October 11, 2019
Oct. 11, 2019—In observing National Hispanic Heritage Month, CFISD schools celebrated students’ Hispanic heritage and the histories, cultures and contributions of American citizens whose ancestors came from Spain, Mexico, the Caribbean and Central and South America through parades, projects and specific lessons.
National Hispanic Heritage Month runs from Sept. 15 to Oct.15. The observation of National Hispanic Heritage Month began in 1968 as Hispanic Heritage Week under President Lyndon B. Johnson. President Ronald Reagan expanded the observation period to a month in 1988. Sept. 15 is not only the start of National Hispanic Heritage Month, but is also the anniversary of Costa Rica, El Salvador, Guatemala, Honduras and Nicaragua’s independence. Within the month, Mexico and Chile also celebrate their independence.

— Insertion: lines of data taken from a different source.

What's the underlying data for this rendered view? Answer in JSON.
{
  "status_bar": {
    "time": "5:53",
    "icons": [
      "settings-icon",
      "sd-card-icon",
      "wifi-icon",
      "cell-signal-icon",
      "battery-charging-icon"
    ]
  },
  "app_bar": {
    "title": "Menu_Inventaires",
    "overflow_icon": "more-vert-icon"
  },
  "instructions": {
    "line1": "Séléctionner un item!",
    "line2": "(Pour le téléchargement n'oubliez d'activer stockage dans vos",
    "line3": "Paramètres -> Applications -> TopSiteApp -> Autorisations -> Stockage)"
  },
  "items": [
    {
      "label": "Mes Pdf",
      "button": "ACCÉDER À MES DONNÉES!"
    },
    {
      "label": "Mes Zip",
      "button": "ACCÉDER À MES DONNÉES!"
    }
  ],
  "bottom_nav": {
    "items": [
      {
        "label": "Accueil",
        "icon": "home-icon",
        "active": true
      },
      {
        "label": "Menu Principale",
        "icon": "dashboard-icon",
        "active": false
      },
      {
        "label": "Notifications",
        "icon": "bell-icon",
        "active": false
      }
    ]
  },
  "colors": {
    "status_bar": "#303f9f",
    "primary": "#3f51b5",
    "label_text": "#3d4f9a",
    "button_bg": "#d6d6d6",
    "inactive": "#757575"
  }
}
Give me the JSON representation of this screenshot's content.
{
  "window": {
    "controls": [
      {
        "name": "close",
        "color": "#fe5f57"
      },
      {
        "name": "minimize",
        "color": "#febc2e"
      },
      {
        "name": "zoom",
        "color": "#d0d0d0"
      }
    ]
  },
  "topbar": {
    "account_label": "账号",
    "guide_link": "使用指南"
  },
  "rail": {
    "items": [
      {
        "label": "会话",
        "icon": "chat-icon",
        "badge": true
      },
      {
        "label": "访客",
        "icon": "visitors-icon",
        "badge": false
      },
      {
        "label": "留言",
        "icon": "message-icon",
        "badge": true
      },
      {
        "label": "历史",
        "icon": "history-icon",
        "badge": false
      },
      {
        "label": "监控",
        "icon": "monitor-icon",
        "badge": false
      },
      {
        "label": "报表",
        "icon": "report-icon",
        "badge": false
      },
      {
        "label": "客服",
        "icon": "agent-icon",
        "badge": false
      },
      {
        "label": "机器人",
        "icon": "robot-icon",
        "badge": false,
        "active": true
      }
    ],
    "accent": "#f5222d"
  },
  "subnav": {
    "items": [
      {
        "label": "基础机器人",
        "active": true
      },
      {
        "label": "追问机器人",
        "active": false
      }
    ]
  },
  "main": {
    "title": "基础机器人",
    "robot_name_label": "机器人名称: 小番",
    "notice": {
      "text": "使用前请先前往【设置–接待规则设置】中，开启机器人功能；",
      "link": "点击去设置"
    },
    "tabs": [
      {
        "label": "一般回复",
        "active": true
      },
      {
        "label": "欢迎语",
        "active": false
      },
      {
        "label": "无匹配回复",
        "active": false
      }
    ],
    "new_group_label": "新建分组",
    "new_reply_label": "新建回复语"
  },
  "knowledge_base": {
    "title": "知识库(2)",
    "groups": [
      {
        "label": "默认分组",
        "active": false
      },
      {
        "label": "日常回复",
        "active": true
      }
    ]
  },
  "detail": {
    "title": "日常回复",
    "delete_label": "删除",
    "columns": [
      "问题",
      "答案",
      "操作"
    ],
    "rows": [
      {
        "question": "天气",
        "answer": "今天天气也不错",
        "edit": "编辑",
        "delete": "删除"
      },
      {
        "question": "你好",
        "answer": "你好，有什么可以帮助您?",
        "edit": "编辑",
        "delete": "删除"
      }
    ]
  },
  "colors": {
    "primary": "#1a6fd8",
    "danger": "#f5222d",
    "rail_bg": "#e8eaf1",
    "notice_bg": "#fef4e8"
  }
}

Metcalf Elementary School
Metcalf Elementary School celebrated Hispanic Heritage Month by hosting a parade around the school on Oct. 4. Students decorated masks, made posters highlighting different Hispanic countries and dressed in traditional Hispanic clothing.
“We are proud of our diversity within the staff and students at Metcalf,” said Gauri Kulkarni, Metcalf instructional specialist. “National Hispanic Heritage Month is one of the biggest celebrations at Metcalf. Students and staff participate to create an environment in our school to celebrate the rich Hispanic heritage within our school, community and entire district.”
Metcalf also highlighted significant Hispanic Americans during announcements each day and hosted a Hispanic lunch on the last Friday of the month.
Hemmenway Elementary School
Hemmenway Elementary School Pre-K teacher Maria Castillo decided to assign her students a take home project to help celebrate Hispanic Heritage Month. Castillo asked her students, and their parents, to decorate a paper doll representing their Hispanic culture. Castillo then displayed the dolls in the hallway.
“I believe that parent involvement in their child’s education is a must,” Castillo said. “What better opportunity to have parents work with their kids to make a project that represents their culture?”
Castillo received positive feedback from both students and parents about the project.
“The day the kids turned in their projects they were very excited to turn them in,” Castillo said. “One parent even sent me a message saying she and her daughter had a lot of fun making the doll. It was a great project all around.”
Holbrook Elementary School
For Holbrook Elementary School, celebrating Hispanic Heritage Month is nothing new. Holbrook hosts Hispanic Heritage Night each year, where parents and students are invited to participate in multiple activities and crafts celebrating Hispanic heritage. This year’s event took place on Oct. 8.
Some of the activities included celebrating traditional songs and dance with Holbrook’s music teacher Jennifer Ciocan and creating flowers and crosses while discussing the altar for Dia de Los Muertos or Day of the Dead, which is a Mexican holiday where families and friends remember loved ones that have died. At the end of the night, corn in a cup served with agua de Jamaica, a special fruit drink, was available while the CFISD Mariachi Band performed traditional songs.
“Holbrook has, for several years, celebrated Hispanic Heritage Night,” said Abe Lozano, principal of Holbrook. “Our community has always enjoyed our celebrations and this is one of our major community events. We feel it is important that we celebrate Hispanic Heritage because of the opportunity we get to teach our students about the unique traditions that they might not be accustomed to from the Hispanic culture. We are blessed to live in such a diverse community and celebrating the uniqueness of different cultures is a quality we want for our community.”
Thornton Middle School
When students arrived at campus each morning, Thornton Middle School’s marquee read “Orgullo Patriota!” meaning patriot pride in Spanish. Thornton celebrated Hispanic Heritage Month with not only the sign but with other activities and displays.
Some included a book display featuring autobiographies on famous Hispanic Americans and Hispanic authors, having a dedicated advisory lesson each Wednesday throughout the month and wearing soccer jerseys supporting staff and student’s favorite Hispanic team.
Cypress Park High School
Posters and book displays helped Cypress Park High School students learn more about Hispanic countries and Hispanic and Latino Americans and authors.
“Here at Cy Park one of the biggest reasons we wanted to celebrate Hispanic Heritage Month was to bring cultural awareness and highlight heritage,” said Carmen Lozano, Cypress Park assistant principal. “We wanted to make sure that when we talk about Hispanic heritage we’re talking about multiple countries, not just one.”
In the hallways and flex spaces, a tree with different Hispanic countries’ flags was displayed, with different biographies highlighting famous Hispanic Americans. In the library, different books featuring Hispanic and Latino Americans and authors were on display and available for checkout. Cypress Park also shared fun facts about Hispanic cultures during announcements and played different music during passing periods.
During a community circle during class, students and teachers talked about what they believed represented Hispanic heritage and why they believed it was important to celebrate.